An interesting question out of Louisiana was posed to the federal court of appeals recently. A government attorney who was acknowledged to be disabled – osteoarthritis of the knee – requested as an accommodation a free on-site parking space. The employer denied this request, arguing that the employee could not show “that the parking situation limited her ability to perform the essential functions of the job.” The lower court agreed with this argument and granted summary judgment for the employer.
However, the appeals court reversed and held that “reasonable accommodations are not restricted to modifications that enable performance of essential job functions.” Citing the language of the ADA that a reasonable accommodation may include: “(A) making existing facilities used by employees readily accessible to and usable by individuals with disabilities,” the Court stated that the ADA “gives no indication that an accommodation must facilitate the essential functions of one’s position.”
The Court concluded that no “nexus between the requested accommodation and the essential functions of [the] position” need be shown. Indeed, it found that “the requested reserved on-site parking would presumably have made her workplace ‘readily accessible to and usable’ by her, and therefore might have been a potentially reasonable accommodation” under the ADA.

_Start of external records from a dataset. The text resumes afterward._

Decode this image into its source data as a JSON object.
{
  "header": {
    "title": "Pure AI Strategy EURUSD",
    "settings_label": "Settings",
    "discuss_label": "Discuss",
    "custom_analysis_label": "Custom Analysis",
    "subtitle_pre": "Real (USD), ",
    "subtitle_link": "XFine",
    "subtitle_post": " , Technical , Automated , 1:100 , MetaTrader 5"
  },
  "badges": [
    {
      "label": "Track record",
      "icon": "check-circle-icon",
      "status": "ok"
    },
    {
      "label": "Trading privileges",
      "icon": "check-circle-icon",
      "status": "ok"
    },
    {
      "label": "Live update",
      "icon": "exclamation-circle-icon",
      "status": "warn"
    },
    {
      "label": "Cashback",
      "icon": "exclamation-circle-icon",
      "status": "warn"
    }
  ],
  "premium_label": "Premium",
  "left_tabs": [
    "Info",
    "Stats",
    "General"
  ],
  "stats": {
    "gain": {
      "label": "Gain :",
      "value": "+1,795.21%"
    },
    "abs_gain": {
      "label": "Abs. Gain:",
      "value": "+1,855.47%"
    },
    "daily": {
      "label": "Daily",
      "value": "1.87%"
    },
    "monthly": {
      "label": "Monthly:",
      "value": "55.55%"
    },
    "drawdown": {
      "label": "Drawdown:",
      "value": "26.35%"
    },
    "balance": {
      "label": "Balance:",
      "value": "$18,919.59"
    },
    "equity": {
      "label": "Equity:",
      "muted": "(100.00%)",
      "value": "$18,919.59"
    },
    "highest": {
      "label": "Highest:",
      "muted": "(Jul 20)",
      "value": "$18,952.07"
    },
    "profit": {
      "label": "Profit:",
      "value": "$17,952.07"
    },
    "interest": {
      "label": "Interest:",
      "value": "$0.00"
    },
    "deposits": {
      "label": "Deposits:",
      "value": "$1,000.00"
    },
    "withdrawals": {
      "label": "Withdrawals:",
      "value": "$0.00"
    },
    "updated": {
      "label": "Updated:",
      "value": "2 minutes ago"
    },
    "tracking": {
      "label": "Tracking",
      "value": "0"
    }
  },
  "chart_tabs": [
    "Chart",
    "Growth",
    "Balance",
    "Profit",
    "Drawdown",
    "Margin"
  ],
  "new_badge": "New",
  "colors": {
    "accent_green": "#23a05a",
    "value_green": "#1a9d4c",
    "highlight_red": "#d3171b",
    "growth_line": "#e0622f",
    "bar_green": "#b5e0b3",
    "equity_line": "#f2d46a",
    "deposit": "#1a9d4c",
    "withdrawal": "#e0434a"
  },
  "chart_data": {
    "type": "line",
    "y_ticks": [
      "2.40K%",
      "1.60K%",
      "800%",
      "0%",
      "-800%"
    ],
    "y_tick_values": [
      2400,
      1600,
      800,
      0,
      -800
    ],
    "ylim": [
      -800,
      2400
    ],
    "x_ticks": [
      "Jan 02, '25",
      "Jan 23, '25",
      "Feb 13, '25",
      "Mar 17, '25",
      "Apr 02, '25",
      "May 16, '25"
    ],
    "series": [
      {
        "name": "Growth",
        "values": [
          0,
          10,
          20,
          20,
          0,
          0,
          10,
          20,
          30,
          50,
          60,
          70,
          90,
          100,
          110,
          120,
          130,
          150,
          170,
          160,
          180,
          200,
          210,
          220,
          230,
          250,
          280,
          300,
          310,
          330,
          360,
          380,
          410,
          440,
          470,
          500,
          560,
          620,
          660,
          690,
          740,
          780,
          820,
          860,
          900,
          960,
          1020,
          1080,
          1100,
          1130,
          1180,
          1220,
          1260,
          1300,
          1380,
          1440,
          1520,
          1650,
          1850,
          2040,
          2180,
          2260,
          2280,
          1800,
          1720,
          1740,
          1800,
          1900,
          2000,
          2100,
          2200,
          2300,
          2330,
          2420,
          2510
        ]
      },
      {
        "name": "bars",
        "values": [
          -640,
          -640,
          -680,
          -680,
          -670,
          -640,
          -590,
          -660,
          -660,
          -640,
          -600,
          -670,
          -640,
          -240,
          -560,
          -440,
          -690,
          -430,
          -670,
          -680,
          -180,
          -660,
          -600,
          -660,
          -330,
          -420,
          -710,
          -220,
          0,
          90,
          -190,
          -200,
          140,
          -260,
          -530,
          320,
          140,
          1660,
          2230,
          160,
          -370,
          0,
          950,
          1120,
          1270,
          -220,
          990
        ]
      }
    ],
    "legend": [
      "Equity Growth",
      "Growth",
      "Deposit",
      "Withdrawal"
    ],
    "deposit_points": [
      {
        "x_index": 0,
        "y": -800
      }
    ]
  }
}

Once again we caution employers: you must engage in an interactive process with an employee requesting an accommodation, and do not assume that an accommodation to perform the job must be related to that job’s essential functions.